At your service Featured

8:00pm EDT April 25, 2009
Retaining customers in the current economy means becoming a learning organization that is constantly evolving to the highest standards of service.

Through years of trial and error, Mary Rodino, Chief Marketing Officer of CIMCO Communications, has learned that retaining a customer base involves five key strategies: defining your customer experience, unifying your customer process, standardizing your customer process, creating a perceived value, and developing an effective customer loyalty strategy.

“A lot of companies are fighting to stand out,” Rodino says. “If you keep doing the same things, you’re guaranteed to be left behind.”

Smart Business spoke with Rodino about how companies can look for constant improvement within their customer service practices to differentiate their products and services.

How does a company define its customer experience?

The customer experience is defined by every single touch point in the organization. From the first sales call to a signed contract, every touch point in that path should convey your customer experience. If a company is trying to provide a very high-touch experience to the customer, he or she needs to be treated that way all along, whether it’s a service being delivered in a professional manner or a product being delivered on time. Every process that touches the customer must be identified so it can be replicated.

The biggest challenge for every company is consistency, and this is where effective training and consistent values across the organization are imperative. If everyone knows that his job is to treat the customer with a sense of urgency, as if the customer were paying his salary, it creates an incentive to provide the highest level of service.

What aspects of the customer process should be evaluated?

The customer process should be evaluated at every interaction point with the customer. Do customers really want a live experience because the particular product or service that they have ordered from you is complex and they need a live resolution? Or is it something they could take care of via a Web portal or through an online trouble-reporting system? You can use the findings from your customer interaction evaluation to ensure that the customer experience is consistent for each specific segment. That evaluation process has to be communicated and replicated throughout the organization.

The other challenge is to communicate with customers cost-effectively. You may want to give customers a live support person, but perhaps they’re spending a very low amount, or it’s a low-cost product, and you can’t afford to have a live person help them. Segmentation can help you identify areas that may need different customer communication processes.

How can companies ensure that employees are doing their part for the customer?

In my experience, you must hold every single employee and department accountable for the customer experience. No matter the role they play within the company, employees must understand how their job impacts customers or other departments that directly deal with customers. For example, if the shipping department shipped something out late and the company wasn’t able to bill it in this month’s cycle, it has impacted revenue.

Chain reactions such as this eventually affect everyone and make it difficult for departments to reach desired performance levels. A good starting place is to share customer feedback with key departments. There’s nothing more poignant than reading live data from a customer.

The next component of accountability is compensating employees in a way that is directly correlated with customer churn. So you’re compensating them appropriately when customers leave or when new revenue is signed and driving the right behavior through the whole operation and shipping/delivery cycle.

How can companies impact their customers’ perceived value?

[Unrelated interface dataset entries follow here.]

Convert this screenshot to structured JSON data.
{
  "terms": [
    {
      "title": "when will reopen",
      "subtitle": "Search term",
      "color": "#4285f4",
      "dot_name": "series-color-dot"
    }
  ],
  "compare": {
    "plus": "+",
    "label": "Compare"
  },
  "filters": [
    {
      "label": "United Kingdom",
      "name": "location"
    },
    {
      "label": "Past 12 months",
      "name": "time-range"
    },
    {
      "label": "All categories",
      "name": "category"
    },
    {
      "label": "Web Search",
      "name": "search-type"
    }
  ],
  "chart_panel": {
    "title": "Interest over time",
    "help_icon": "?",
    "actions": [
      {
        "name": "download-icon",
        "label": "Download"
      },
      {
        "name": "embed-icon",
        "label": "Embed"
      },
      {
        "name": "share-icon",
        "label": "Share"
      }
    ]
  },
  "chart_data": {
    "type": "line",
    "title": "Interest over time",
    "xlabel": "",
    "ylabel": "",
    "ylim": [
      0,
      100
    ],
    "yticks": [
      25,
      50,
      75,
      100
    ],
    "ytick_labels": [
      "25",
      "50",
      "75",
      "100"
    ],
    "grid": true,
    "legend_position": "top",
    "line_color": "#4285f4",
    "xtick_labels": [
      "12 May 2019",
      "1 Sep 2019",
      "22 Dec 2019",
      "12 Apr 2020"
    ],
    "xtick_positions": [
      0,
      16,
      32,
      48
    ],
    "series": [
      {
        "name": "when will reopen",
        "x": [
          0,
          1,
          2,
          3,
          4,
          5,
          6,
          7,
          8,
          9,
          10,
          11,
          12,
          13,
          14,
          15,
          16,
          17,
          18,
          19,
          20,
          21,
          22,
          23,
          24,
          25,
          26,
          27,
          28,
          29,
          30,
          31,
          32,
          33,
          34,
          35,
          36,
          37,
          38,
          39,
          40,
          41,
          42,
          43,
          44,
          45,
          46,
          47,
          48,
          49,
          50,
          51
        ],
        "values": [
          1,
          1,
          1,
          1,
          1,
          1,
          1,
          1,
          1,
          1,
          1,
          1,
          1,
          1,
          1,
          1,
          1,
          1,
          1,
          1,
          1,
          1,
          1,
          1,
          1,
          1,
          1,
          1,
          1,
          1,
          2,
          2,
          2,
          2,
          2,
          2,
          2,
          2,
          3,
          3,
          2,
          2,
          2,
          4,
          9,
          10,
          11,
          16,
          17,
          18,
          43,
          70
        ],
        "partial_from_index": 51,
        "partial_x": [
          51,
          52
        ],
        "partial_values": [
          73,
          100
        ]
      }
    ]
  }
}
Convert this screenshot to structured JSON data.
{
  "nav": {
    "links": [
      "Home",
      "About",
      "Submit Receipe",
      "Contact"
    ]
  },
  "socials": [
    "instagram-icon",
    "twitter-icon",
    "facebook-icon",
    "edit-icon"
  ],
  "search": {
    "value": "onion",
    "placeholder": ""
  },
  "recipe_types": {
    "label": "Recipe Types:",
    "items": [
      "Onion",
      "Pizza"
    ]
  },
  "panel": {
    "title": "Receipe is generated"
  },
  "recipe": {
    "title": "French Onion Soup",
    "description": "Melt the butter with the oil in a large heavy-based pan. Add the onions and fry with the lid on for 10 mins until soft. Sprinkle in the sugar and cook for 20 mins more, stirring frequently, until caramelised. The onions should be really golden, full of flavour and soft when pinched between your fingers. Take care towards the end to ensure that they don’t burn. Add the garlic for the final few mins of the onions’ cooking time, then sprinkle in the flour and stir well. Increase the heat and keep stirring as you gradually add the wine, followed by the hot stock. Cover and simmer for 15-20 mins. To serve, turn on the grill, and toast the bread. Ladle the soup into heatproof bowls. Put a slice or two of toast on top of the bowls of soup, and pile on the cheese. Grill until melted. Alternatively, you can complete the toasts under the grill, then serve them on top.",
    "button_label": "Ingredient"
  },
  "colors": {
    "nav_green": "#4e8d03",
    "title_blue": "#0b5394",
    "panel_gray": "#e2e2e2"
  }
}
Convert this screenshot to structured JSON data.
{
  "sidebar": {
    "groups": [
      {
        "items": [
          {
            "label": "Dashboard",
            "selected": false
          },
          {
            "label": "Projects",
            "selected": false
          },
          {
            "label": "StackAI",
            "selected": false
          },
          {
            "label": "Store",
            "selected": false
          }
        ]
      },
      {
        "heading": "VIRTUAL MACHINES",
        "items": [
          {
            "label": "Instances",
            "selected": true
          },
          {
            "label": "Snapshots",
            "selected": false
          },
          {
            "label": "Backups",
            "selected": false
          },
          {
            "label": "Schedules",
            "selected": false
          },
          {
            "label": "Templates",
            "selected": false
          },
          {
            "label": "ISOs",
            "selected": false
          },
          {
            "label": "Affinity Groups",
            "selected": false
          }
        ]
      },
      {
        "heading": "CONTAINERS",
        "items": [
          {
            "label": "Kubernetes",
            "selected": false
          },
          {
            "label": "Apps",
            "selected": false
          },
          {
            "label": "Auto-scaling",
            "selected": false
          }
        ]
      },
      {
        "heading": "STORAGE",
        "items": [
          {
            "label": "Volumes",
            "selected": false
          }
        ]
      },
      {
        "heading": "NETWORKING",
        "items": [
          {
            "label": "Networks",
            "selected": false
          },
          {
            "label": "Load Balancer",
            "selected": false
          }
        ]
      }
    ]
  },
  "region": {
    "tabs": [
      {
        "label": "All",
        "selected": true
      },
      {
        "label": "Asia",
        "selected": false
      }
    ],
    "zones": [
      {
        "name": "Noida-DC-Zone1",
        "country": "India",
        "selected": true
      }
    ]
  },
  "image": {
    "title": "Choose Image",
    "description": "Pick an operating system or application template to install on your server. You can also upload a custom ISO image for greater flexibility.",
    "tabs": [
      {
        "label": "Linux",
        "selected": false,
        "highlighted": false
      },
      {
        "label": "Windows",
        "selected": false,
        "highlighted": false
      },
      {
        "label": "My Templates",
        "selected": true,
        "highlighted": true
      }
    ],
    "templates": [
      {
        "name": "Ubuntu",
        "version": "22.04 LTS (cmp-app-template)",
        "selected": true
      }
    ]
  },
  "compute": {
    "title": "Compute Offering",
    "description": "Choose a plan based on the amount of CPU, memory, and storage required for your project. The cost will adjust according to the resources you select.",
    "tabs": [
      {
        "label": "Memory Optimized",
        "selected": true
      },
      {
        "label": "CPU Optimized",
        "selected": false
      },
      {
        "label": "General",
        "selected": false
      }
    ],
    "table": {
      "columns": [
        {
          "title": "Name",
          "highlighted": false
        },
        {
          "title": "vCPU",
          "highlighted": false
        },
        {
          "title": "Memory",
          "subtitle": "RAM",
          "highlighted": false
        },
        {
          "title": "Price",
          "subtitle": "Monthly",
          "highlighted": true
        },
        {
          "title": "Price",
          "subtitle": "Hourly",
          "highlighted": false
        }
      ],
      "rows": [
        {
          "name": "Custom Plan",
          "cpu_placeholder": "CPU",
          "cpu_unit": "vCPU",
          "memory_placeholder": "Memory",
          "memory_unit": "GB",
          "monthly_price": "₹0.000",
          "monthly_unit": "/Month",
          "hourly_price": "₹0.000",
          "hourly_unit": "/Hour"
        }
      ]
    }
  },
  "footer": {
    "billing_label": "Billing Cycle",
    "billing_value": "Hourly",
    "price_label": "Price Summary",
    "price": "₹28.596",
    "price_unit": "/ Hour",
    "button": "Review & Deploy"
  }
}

Customers want to feel that they’re getting more for their money. It can be as simple as an account executive taking the time to walk a customer through his or her bill or adding on an additional feature to the product for a reduced cost.

For example, a company like ours needs to make sure that the company using our solutions understands not just what the solution is but also the applications and features of the solution. Offering training or extra support materials can be a great added value that a competitor may not offer.

What strategies can companies use to create customer loyalty?

A company must define itself in order to be differentiated by the type of loyalty programs it offers. For example, a law firm needs to offer strong relationship loyalty and provide its high-level customers with a high-touch experience, whether it’s being available to them more often or providing consulting services. Other companies might offer what’s called program loyalty. A good example of program loyalty would be a frequent buyer program, where the more business you do with someone, the more discounts you get. Offering customers incentives or discounts for providing a lead or referral also builds strong loyalty.

It’s also extremely important to have a consistent program where you can measure customer satisfaction. Whether that is through events or through regular surveying, feedback from customers gives you the information you need to begin building both proactive as well as reactive loyalty efforts.

mary rodino is the Chief Marketing Officer with CIMCO Communications. Reach her at (630) 691-8080 or maryrodino@cimco.net.